*** Opening of Data for analysis ***

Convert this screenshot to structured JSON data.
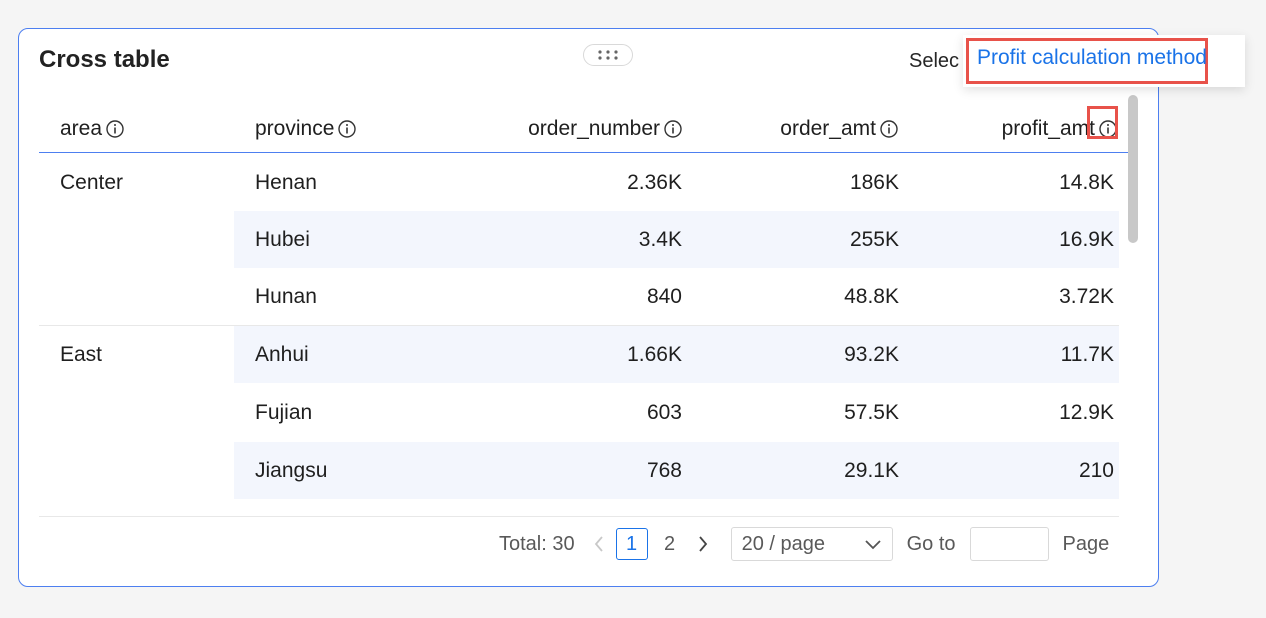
{
  "card": {
    "title": "Cross table",
    "select_label": "Selec"
  },
  "tooltip": {
    "text": "Profit calculation method"
  },
  "columns": [
    "area",
    "province",
    "order_number",
    "order_amt",
    "profit_amt"
  ],
  "groups": [
    {
      "area": "Center",
      "rows": [
        {
          "province": "Henan",
          "order_number": "2.36K",
          "order_amt": "186K",
          "profit_amt": "14.8K"
        },
        {
          "province": "Hubei",
          "order_number": "3.4K",
          "order_amt": "255K",
          "profit_amt": "16.9K"
        },
        {
          "province": "Hunan",
          "order_number": "840",
          "order_amt": "48.8K",
          "profit_amt": "3.72K"
        }
      ]
    },
    {
      "area": "East",
      "rows": [
        {
          "province": "Anhui",
          "order_number": "1.66K",
          "order_amt": "93.2K",
          "profit_amt": "11.7K"
        },
        {
          "province": "Fujian",
          "order_number": "603",
          "order_amt": "57.5K",
          "profit_amt": "12.9K"
        },
        {
          "province": "Jiangsu",
          "order_number": "768",
          "order_amt": "29.1K",
          "profit_amt": "210"
        }
      ]
    }
  ],
  "pagination": {
    "total_label": "Total: 30",
    "pages": [
      "1",
      "2"
    ],
    "current_page": "1",
    "page_size": "20 / page",
    "goto_label": "Go to",
    "goto_value": "",
    "page_label": "Page"
  },
  "colors": {
    "accent": "#4d7ff0",
    "link": "#1a73e8",
    "highlight": "#e8524a",
    "stripe": "#f3f6fd"
  }
}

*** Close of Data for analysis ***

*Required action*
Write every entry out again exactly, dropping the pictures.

*The completed task*
Convert this screenshot to structured JSON data.
{
  "card": {
    "title": "Cross table",
    "select_label": "Selec"
  },
  "tooltip": {
    "text": "Profit calculation method"
  },
  "columns": [
    "area",
    "province",
    "order_number",
    "order_amt",
    "profit_amt"
  ],
  "groups": [
    {
      "area": "Center",
      "rows": [
        {
          "province": "Henan",
          "order_number": "2.36K",
          "order_amt": "186K",
          "profit_amt": "14.8K"
        },
        {
          "province": "Hubei",
          "order_number": "3.4K",
          "order_amt": "255K",
          "profit_amt": "16.9K"
        },
        {
          "province": "Hunan",
          "order_number": "840",
          "order_amt": "48.8K",
          "profit_amt": "3.72K"
        }
      ]
    },
    {
      "area": "East",
      "rows": [
        {
          "province": "Anhui",
          "order_number": "1.66K",
          "order_amt": "93.2K",
          "profit_amt": "11.7K"
        },
        {
          "province": "Fujian",
          "order_number": "603",
          "order_amt": "57.5K",
          "profit_amt": "12.9K"
        },
        {
          "province": "Jiangsu",
          "order_number": "768",
          "order_amt": "29.1K",
          "profit_amt": "210"
        }
      ]
    }
  ],
  "pagination": {
    "total_label": "Total: 30",
    "pages": [
      "1",
      "2"
    ],
    "current_page": "1",
    "page_size": "20 / page",
    "goto_label": "Go to",
    "goto_value": "",
    "page_label": "Page"
  },
  "colors": {
    "accent": "#4d7ff0",
    "link": "#1a73e8",
    "highlight": "#e8524a",
    "stripe": "#f3f6fd"
  }
}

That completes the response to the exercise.